The new role was announced in February 2012, as part of a package to strengthen HMRC’s governance arrangements in response to concerns about how tax disputes were handled.
Three Commissioners now make decisions in sensitive cases, those with more than £100 million tax under consideration – a reduction from the previous £250 million threshold – and a sample of cases where the tax involved is at least £10 million, but less than £100 million.
The report shows that, in the first six months under the new arrangements, the Tax Disputes Resolution Board referred 22 cases to the Commissioners for a decision. Eleven proposals by taxpayers worth £1,368 million were accepted, six proposals by taxpayers worth £285 million were accepted with conditions, and five of the proposals worth £398 million were rejected.
Edward Troup, Tax Assurance Commissioner and Second Permanent Secretary at HMRC, said:
The overwhelming majority of taxpayers pay the right amount of tax and pay it on time. But they need to be confident that we take action against those who do not do so, and that we apply the rules even-handedly to all taxpayers.
I oversee our decision-making process and, with two other Commissioners, I act as the final point of approval for settlements in the largest and most sensitive cases. This direct involvement in the oversight of large settlements, and scrutiny of the processes, allows me to provide assurance that we do consistently achieve the correct tax outcomes for the Exchequer under the law.
Resolving disputes by agreement is HMRC’s preferred approach, but it will take cases to litigation if an outcome consistent with the law cannot be achieved in any other way. Just over 4,000 appeals to the Tribunal were decided in 2011/12 (the latest year for which figures are available). The majority of these were individual disputes about the facts in a specific case, or the application of penalties, without wider impact or precedent value. However, each year there are also cases heard where the outcome could have significant implications for HMRC.
In 2012/13, 18 cases were heard in the Court of Appeal/Court of Session, and four in the Supreme Court, to which HMRC was a party. Fourteen of these confirmed HMRC’s argument, including significant decisions on the scope of legal professional privilege and the relief that can be given when trustees make decisions with unforeseen tax consequences. Six went against HMRC’s arguments and two judgments have not yet been issued. The courts also issued decisions on 33 avoidance cases, with 27 going in HMRC’s favour, protecting more than £1 billion of tax.
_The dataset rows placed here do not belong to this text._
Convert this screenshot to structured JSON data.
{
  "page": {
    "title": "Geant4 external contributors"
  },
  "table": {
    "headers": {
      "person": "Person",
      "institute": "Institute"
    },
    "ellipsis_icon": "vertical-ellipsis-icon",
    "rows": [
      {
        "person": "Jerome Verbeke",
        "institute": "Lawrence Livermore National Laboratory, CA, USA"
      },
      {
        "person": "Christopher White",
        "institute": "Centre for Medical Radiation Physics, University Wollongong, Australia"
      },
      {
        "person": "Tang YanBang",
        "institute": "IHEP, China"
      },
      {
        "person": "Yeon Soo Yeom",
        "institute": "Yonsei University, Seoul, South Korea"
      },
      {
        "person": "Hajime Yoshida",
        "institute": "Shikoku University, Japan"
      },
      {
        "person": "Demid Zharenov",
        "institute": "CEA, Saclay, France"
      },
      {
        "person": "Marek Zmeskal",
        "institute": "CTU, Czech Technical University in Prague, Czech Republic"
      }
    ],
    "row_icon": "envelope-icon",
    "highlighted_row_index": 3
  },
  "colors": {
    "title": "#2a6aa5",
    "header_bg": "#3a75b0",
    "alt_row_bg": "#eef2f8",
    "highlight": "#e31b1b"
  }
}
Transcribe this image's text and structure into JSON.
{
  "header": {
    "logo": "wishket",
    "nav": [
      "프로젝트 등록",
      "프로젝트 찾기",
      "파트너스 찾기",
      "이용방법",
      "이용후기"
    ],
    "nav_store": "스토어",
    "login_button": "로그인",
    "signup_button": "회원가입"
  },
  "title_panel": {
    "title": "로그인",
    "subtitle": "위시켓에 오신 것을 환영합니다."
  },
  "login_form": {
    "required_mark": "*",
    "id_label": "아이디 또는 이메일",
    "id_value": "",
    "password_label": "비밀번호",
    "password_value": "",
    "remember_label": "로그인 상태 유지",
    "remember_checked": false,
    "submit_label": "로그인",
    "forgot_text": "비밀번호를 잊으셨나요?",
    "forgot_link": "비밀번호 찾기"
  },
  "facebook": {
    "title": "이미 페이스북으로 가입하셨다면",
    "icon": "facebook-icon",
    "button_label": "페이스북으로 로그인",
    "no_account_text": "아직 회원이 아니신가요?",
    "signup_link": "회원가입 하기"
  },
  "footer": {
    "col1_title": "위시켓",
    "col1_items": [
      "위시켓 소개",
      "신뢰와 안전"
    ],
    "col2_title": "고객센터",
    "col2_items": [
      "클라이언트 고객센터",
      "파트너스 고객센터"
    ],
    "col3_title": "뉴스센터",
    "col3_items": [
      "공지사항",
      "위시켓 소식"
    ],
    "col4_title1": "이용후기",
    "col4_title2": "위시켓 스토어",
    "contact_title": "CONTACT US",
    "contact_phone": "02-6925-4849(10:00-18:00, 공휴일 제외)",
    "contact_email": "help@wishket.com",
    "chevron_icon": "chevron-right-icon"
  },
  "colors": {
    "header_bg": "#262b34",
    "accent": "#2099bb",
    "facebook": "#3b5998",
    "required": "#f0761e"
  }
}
In 2012/13, litigation decisions across all cases decided in HMRC’s favour protected tax/revenue in the region of £10 billion. HMRC does not comment on the figures in these cases, as they will not always be in the public domain.
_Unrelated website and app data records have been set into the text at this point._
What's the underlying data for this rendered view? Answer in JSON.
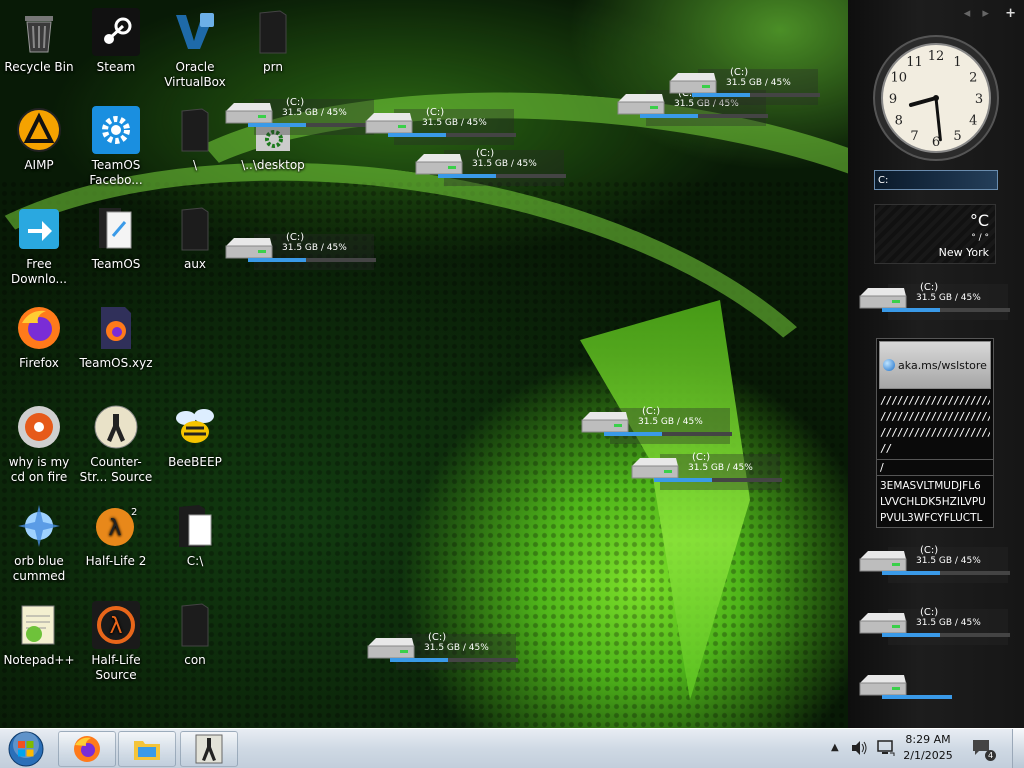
{
  "desktop_icons": [
    {
      "id": "recycle",
      "label": "Recycle Bin",
      "icon": "recycle-bin-icon"
    },
    {
      "id": "steam",
      "label": "Steam",
      "icon": "steam-icon"
    },
    {
      "id": "virtualbox",
      "label": "Oracle VirtualBox",
      "icon": "virtualbox-icon"
    },
    {
      "id": "prn",
      "label": "prn",
      "icon": "folder-icon"
    },
    {
      "id": "aimp",
      "label": "AIMP",
      "icon": "aimp-icon"
    },
    {
      "id": "teamos_fb",
      "label": "TeamOS Facebo...",
      "icon": "gear-icon"
    },
    {
      "id": "backslash",
      "label": "\\",
      "icon": "folder-icon"
    },
    {
      "id": "desktop_link",
      "label": "\\..\\desktop",
      "icon": "settings-shortcut-icon"
    },
    {
      "id": "fdm",
      "label": "Free Downlo...",
      "icon": "download-icon"
    },
    {
      "id": "teamos",
      "label": "TeamOS",
      "icon": "document-icon"
    },
    {
      "id": "aux",
      "label": "aux",
      "icon": "folder-icon"
    },
    {
      "id": "firefox",
      "label": "Firefox",
      "icon": "firefox-icon"
    },
    {
      "id": "teamos_xyz",
      "label": "TeamOS.xyz",
      "icon": "firefox-file-icon"
    },
    {
      "id": "cdfire",
      "label": "why is my cd on fire",
      "icon": "cd-fire-icon"
    },
    {
      "id": "css",
      "label": "Counter-Str... Source",
      "icon": "counter-strike-icon"
    },
    {
      "id": "beebeep",
      "label": "BeeBEEP",
      "icon": "bee-icon"
    },
    {
      "id": "orb",
      "label": "orb blue cummed",
      "icon": "orb-icon"
    },
    {
      "id": "hl2",
      "label": "Half-Life 2",
      "icon": "half-life-2-icon"
    },
    {
      "id": "cdrive",
      "label": "C:\\",
      "icon": "drive-shortcut-icon"
    },
    {
      "id": "notepad",
      "label": "Notepad++",
      "icon": "notepad-plus-icon"
    },
    {
      "id": "hls",
      "label": "Half-Life Source",
      "icon": "half-life-icon"
    },
    {
      "id": "con",
      "label": "con",
      "icon": "folder-icon"
    }
  ],
  "drive_meter": {
    "drive": "(C:)",
    "info": "31.5 GB / 45%",
    "used_percent": 45
  },
  "sidebar": {
    "nav": {
      "prev": "◂",
      "next": "▸",
      "add": "+"
    },
    "clock": {
      "hour": 8,
      "minute": 29
    },
    "search_value": "C:",
    "weather": {
      "temp": "°C",
      "range": "° / °",
      "city": "New York"
    },
    "wsl_button": "aka.ms/wslstore",
    "text_lines": [
      "////////////////////////////",
      "////////////////////////////",
      "////////////////////////////",
      "//"
    ],
    "slash_line": "/",
    "code_lines": [
      "3EMASVLTMUDJFL6",
      "LVVCHLDK5HZILVPU",
      "PVUL3WFCYFLUCTL"
    ]
  },
  "taskbar": {
    "time": "8:29 AM",
    "date": "2/1/2025",
    "notifications": "4",
    "show_hidden": "▲"
  }
}
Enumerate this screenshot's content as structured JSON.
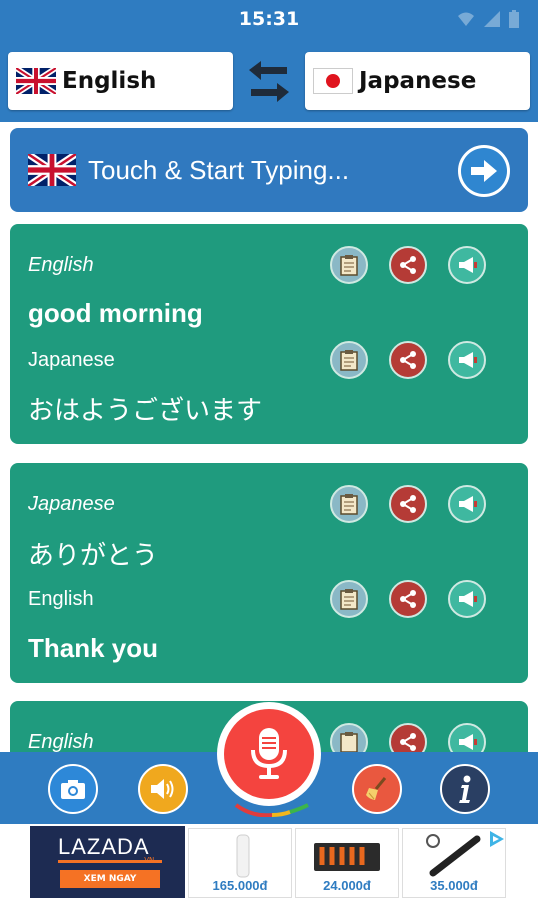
{
  "status": {
    "time": "15:31"
  },
  "languages": {
    "source": "English",
    "target": "Japanese"
  },
  "input": {
    "placeholder": "Touch & Start Typing..."
  },
  "translations": [
    {
      "from_label": "English",
      "from_text": "good morning",
      "to_label": "Japanese",
      "to_text": "おはようございます"
    },
    {
      "from_label": "Japanese",
      "from_text": "ありがとう",
      "to_label": "English",
      "to_text": "Thank you"
    },
    {
      "from_label": "English"
    }
  ],
  "ad": {
    "brand": "LAZADA",
    "brand_suffix": ".VN",
    "cta": "XEM NGAY",
    "prices": [
      "165.000đ",
      "24.000đ",
      "35.000đ"
    ]
  },
  "icons": {
    "swap": "swap-arrows-icon",
    "copy": "clipboard-icon",
    "share": "share-icon",
    "speak": "megaphone-icon",
    "camera": "camera-icon",
    "volume": "speaker-icon",
    "mic": "microphone-icon",
    "clear": "broom-icon",
    "info": "info-icon"
  },
  "colors": {
    "primary": "#2f7cc1",
    "card": "#1f9b7e",
    "mic": "#f4443f",
    "share": "#b53b36"
  }
}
The Tax Commissioner’s report has been published today alongside the 2012/13 HMRC annual report and accounts.